▸ **Problem description**
Reproduce the records below exactly as given.

▸ **Supplied entries**
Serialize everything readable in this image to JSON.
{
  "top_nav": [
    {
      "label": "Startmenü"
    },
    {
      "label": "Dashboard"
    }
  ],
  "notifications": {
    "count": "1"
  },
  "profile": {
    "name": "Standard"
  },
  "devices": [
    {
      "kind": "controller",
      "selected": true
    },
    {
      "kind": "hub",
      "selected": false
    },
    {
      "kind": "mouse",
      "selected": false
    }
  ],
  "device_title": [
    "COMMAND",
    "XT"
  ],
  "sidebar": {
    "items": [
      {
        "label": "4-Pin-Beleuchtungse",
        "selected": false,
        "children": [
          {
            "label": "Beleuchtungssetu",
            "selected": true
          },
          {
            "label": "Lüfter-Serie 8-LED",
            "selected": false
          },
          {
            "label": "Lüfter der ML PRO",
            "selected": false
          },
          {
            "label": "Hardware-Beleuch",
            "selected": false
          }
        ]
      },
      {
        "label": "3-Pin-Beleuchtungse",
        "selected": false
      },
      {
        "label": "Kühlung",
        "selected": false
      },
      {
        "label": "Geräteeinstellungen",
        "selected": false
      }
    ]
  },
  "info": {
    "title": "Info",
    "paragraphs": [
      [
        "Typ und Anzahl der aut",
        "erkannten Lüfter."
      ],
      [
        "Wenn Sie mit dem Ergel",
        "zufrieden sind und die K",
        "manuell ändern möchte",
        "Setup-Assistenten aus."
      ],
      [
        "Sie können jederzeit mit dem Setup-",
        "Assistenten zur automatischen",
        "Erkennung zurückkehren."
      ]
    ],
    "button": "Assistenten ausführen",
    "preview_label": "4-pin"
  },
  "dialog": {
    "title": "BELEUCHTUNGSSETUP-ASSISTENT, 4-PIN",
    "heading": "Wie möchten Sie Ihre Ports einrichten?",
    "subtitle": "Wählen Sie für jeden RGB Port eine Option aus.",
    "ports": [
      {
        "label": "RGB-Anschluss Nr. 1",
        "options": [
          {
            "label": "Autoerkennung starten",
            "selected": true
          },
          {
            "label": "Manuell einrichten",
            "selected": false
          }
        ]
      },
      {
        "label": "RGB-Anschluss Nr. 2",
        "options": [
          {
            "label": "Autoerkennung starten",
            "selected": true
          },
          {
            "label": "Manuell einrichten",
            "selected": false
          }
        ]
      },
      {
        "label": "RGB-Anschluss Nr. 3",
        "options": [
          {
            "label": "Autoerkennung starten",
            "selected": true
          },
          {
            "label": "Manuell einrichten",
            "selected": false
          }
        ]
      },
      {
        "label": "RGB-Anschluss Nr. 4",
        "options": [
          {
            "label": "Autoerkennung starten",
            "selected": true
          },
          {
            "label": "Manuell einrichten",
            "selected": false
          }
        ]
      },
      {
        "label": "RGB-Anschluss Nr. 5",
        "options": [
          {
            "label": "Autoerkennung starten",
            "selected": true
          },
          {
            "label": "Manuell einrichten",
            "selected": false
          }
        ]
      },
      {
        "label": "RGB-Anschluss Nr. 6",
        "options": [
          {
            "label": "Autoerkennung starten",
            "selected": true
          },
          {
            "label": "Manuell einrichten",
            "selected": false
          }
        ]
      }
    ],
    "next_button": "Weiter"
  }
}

▸ **Output of the exercise**
Serialize everything readable in this image to JSON.
{
  "top_nav": [
    {
      "label": "Startmenü"
    },
    {
      "label": "Dashboard"
    }
  ],
  "notifications": {
    "count": "1"
  },
  "profile": {
    "name": "Standard"
  },
  "devices": [
    {
      "kind": "controller",
      "selected": true
    },
    {
      "kind": "hub",
      "selected": false
    },
    {
      "kind": "mouse",
      "selected": false
    }
  ],
  "device_title": [
    "COMMAND",
    "XT"
  ],
  "sidebar": {
    "items": [
      {
        "label": "4-Pin-Beleuchtungse",
        "selected": false,
        "children": [
          {
            "label": "Beleuchtungssetu",
            "selected": true
          },
          {
            "label": "Lüfter-Serie 8-LED",
            "selected": false
          },
          {
            "label": "Lüfter der ML PRO",
            "selected": false
          },
          {
            "label": "Hardware-Beleuch",
            "selected": false
          }
        ]
      },
      {
        "label": "3-Pin-Beleuchtungse",
        "selected": false
      },
      {
        "label": "Kühlung",
        "selected": false
      },
      {
        "label": "Geräteeinstellungen",
        "selected": false
      }
    ]
  },
  "info": {
    "title": "Info",
    "paragraphs": [
      [
        "Typ und Anzahl der aut",
        "erkannten Lüfter."
      ],
      [
        "Wenn Sie mit dem Ergel",
        "zufrieden sind und die K",
        "manuell ändern möchte",
        "Setup-Assistenten aus."
      ],
      [
        "Sie können jederzeit mit dem Setup-",
        "Assistenten zur automatischen",
        "Erkennung zurückkehren."
      ]
    ],
    "button": "Assistenten ausführen",
    "preview_label": "4-pin"
  },
  "dialog": {
    "title": "BELEUCHTUNGSSETUP-ASSISTENT, 4-PIN",
    "heading": "Wie möchten Sie Ihre Ports einrichten?",
    "subtitle": "Wählen Sie für jeden RGB Port eine Option aus.",
    "ports": [
      {
        "label": "RGB-Anschluss Nr. 1",
        "options": [
          {
            "label": "Autoerkennung starten",
            "selected": true
          },
          {
            "label": "Manuell einrichten",
            "selected": false
          }
        ]
      },
      {
        "label": "RGB-Anschluss Nr. 2",
        "options": [
          {
            "label": "Autoerkennung starten",
            "selected": true
          },
          {
            "label": "Manuell einrichten",
            "selected": false
          }
        ]
      },
      {
        "label": "RGB-Anschluss Nr. 3",
        "options": [
          {
            "label": "Autoerkennung starten",
            "selected": true
          },
          {
            "label": "Manuell einrichten",
            "selected": false
          }
        ]
      },
      {
        "label": "RGB-Anschluss Nr. 4",
        "options": [
          {
            "label": "Autoerkennung starten",
            "selected": true
          },
          {
            "label": "Manuell einrichten",
            "selected": false
          }
        ]
      },
      {
        "label": "RGB-Anschluss Nr. 5",
        "options": [
          {
            "label": "Autoerkennung starten",
            "selected": true
          },
          {
            "label": "Manuell einrichten",
            "selected": false
          }
        ]
      },
      {
        "label": "RGB-Anschluss Nr. 6",
        "options": [
          {
            "label": "Autoerkennung starten",
            "selected": true
          },
          {
            "label": "Manuell einrichten",
            "selected": false
          }
        ]
      }
    ],
    "next_button": "Weiter"
  }
}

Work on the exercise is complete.